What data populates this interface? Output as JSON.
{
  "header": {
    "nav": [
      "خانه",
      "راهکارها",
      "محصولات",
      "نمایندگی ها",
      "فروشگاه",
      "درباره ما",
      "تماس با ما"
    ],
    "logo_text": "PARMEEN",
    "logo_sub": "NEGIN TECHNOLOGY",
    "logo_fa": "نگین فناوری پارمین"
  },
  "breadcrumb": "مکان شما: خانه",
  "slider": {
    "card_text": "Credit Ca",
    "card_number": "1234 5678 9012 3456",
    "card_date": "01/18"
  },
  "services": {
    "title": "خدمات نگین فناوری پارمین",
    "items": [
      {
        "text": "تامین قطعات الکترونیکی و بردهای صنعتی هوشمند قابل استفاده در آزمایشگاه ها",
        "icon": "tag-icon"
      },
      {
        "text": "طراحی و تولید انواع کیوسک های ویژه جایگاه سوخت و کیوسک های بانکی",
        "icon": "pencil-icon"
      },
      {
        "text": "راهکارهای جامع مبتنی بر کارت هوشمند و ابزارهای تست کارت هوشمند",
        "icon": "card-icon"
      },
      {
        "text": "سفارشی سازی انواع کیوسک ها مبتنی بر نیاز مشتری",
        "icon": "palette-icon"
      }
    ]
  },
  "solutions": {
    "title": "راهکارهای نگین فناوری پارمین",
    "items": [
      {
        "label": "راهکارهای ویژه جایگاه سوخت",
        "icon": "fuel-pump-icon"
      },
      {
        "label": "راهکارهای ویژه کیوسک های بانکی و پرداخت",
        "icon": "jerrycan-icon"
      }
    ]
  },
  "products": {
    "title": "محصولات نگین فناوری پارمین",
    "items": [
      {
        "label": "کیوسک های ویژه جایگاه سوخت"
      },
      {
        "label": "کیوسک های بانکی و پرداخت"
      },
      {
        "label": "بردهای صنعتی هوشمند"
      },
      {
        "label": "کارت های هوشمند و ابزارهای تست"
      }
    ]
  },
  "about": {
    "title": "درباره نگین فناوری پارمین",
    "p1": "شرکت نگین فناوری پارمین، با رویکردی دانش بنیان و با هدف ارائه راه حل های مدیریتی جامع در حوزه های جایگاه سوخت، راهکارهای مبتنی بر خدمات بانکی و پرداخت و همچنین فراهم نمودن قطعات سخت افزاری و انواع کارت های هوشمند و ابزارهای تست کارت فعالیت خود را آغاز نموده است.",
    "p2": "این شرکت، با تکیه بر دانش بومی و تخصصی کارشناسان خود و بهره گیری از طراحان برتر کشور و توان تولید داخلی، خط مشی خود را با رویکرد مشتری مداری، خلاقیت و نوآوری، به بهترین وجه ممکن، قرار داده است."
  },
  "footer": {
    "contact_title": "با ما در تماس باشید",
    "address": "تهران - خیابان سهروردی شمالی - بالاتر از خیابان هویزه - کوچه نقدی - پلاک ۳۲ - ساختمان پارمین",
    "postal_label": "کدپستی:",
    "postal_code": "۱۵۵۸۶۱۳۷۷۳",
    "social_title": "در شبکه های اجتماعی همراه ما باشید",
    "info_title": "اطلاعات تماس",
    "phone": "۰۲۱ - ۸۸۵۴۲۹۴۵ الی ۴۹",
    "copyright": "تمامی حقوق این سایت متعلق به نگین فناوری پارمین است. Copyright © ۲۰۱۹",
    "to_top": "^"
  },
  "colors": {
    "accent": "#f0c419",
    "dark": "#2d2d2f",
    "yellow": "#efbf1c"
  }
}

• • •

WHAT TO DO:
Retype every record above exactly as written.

EXPECTED ANSWER:
What data populates this interface? Output as JSON.
{
  "header": {
    "nav": [
      "خانه",
      "راهکارها",
      "محصولات",
      "نمایندگی ها",
      "فروشگاه",
      "درباره ما",
      "تماس با ما"
    ],
    "logo_text": "PARMEEN",
    "logo_sub": "NEGIN TECHNOLOGY",
    "logo_fa": "نگین فناوری پارمین"
  },
  "breadcrumb": "مکان شما: خانه",
  "slider": {
    "card_text": "Credit Ca",
    "card_number": "1234 5678 9012 3456",
    "card_date": "01/18"
  },
  "services": {
    "title": "خدمات نگین فناوری پارمین",
    "items": [
      {
        "text": "تامین قطعات الکترونیکی و بردهای صنعتی هوشمند قابل استفاده در آزمایشگاه ها",
        "icon": "tag-icon"
      },
      {
        "text": "طراحی و تولید انواع کیوسک های ویژه جایگاه سوخت و کیوسک های بانکی",
        "icon": "pencil-icon"
      },
      {
        "text": "راهکارهای جامع مبتنی بر کارت هوشمند و ابزارهای تست کارت هوشمند",
        "icon": "card-icon"
      },
      {
        "text": "سفارشی سازی انواع کیوسک ها مبتنی بر نیاز مشتری",
        "icon": "palette-icon"
      }
    ]
  },
  "solutions": {
    "title": "راهکارهای نگین فناوری پارمین",
    "items": [
      {
        "label": "راهکارهای ویژه جایگاه سوخت",
        "icon": "fuel-pump-icon"
      },
      {
        "label": "راهکارهای ویژه کیوسک های بانکی و پرداخت",
        "icon": "jerrycan-icon"
      }
    ]
  },
  "products": {
    "title": "محصولات نگین فناوری پارمین",
    "items": [
      {
        "label": "کیوسک های ویژه جایگاه سوخت"
      },
      {
        "label": "کیوسک های بانکی و پرداخت"
      },
      {
        "label": "بردهای صنعتی هوشمند"
      },
      {
        "label": "کارت های هوشمند و ابزارهای تست"
      }
    ]
  },
  "about": {
    "title": "درباره نگین فناوری پارمین",
    "p1": "شرکت نگین فناوری پارمین، با رویکردی دانش بنیان و با هدف ارائه راه حل های مدیریتی جامع در حوزه های جایگاه سوخت، راهکارهای مبتنی بر خدمات بانکی و پرداخت و همچنین فراهم نمودن قطعات سخت افزاری و انواع کارت های هوشمند و ابزارهای تست کارت فعالیت خود را آغاز نموده است.",
    "p2": "این شرکت، با تکیه بر دانش بومی و تخصصی کارشناسان خود و بهره گیری از طراحان برتر کشور و توان تولید داخلی، خط مشی خود را با رویکرد مشتری مداری، خلاقیت و نوآوری، به بهترین وجه ممکن، قرار داده است."
  },
  "footer": {
    "contact_title": "با ما در تماس باشید",
    "address": "تهران - خیابان سهروردی شمالی - بالاتر از خیابان هویزه - کوچه نقدی - پلاک ۳۲ - ساختمان پارمین",
    "postal_label": "کدپستی:",
    "postal_code": "۱۵۵۸۶۱۳۷۷۳",
    "social_title": "در شبکه های اجتماعی همراه ما باشید",
    "info_title": "اطلاعات تماس",
    "phone": "۰۲۱ - ۸۸۵۴۲۹۴۵ الی ۴۹",
    "copyright": "تمامی حقوق این سایت متعلق به نگین فناوری پارمین است. Copyright © ۲۰۱۹",
    "to_top": "^"
  },
  "colors": {
    "accent": "#f0c419",
    "dark": "#2d2d2f",
    "yellow": "#efbf1c"
  }
}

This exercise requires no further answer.